**What is required:**
Please give again, word for word, the line that contains "Extract the structured" and every line after it to the end of the data, with no other lines.

Dataset rows for apps and sites
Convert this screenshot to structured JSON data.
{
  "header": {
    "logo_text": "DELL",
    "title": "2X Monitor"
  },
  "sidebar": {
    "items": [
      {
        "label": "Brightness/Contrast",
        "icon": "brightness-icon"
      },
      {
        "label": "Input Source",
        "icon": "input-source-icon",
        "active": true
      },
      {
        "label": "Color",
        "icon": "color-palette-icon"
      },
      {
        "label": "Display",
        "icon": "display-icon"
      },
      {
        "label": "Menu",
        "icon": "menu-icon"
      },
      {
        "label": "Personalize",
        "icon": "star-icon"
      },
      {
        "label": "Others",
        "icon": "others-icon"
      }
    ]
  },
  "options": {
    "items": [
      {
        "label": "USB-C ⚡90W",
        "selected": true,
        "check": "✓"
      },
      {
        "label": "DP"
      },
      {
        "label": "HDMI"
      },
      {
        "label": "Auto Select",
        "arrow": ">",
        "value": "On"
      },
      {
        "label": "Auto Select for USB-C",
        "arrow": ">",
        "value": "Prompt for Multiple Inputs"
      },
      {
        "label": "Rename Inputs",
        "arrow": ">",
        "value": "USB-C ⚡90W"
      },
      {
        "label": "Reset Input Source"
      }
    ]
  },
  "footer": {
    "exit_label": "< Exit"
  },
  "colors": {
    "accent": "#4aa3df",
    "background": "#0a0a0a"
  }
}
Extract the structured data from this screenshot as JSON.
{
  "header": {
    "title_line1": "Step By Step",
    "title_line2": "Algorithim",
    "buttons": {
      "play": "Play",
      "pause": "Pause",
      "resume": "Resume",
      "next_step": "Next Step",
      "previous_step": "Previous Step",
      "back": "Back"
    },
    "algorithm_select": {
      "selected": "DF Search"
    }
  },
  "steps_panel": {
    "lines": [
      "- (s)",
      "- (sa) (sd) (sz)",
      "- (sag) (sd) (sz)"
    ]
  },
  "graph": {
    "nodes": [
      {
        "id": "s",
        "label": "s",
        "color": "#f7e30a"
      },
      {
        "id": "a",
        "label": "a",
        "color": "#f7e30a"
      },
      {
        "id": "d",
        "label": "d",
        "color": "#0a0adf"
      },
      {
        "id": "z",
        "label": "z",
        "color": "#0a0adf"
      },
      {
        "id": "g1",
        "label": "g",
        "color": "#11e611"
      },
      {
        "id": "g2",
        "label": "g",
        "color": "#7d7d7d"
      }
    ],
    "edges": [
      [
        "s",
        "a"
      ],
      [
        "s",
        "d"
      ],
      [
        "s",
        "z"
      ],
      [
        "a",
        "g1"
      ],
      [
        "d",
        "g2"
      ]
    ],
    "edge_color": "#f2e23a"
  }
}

**Solved exercise:**
Extract the structured data from this screenshot as JSON.
{
  "header": {
    "title_line1": "Step By Step",
    "title_line2": "Algorithim",
    "buttons": {
      "play": "Play",
      "pause": "Pause",
      "resume": "Resume",
      "next_step": "Next Step",
      "previous_step": "Previous Step",
      "back": "Back"
    },
    "algorithm_select": {
      "selected": "DF Search"
    }
  },
  "steps_panel": {
    "lines": [
      "- (s)",
      "- (sa) (sd) (sz)",
      "- (sag) (sd) (sz)"
    ]
  },
  "graph": {
    "nodes": [
      {
        "id": "s",
        "label": "s",
        "color": "#f7e30a"
      },
      {
        "id": "a",
        "label": "a",
        "color": "#f7e30a"
      },
      {
        "id": "d",
        "label": "d",
        "color": "#0a0adf"
      },
      {
        "id": "z",
        "label": "z",
        "color": "#0a0adf"
      },
      {
        "id": "g1",
        "label": "g",
        "color": "#11e611"
      },
      {
        "id": "g2",
        "label": "g",
        "color": "#7d7d7d"
      }
    ],
    "edges": [
      [
        "s",
        "a"
      ],
      [
        "s",
        "d"
      ],
      [
        "s",
        "z"
      ],
      [
        "a",
        "g1"
      ],
      [
        "d",
        "g2"
      ]
    ],
    "edge_color": "#f2e23a"
  }
}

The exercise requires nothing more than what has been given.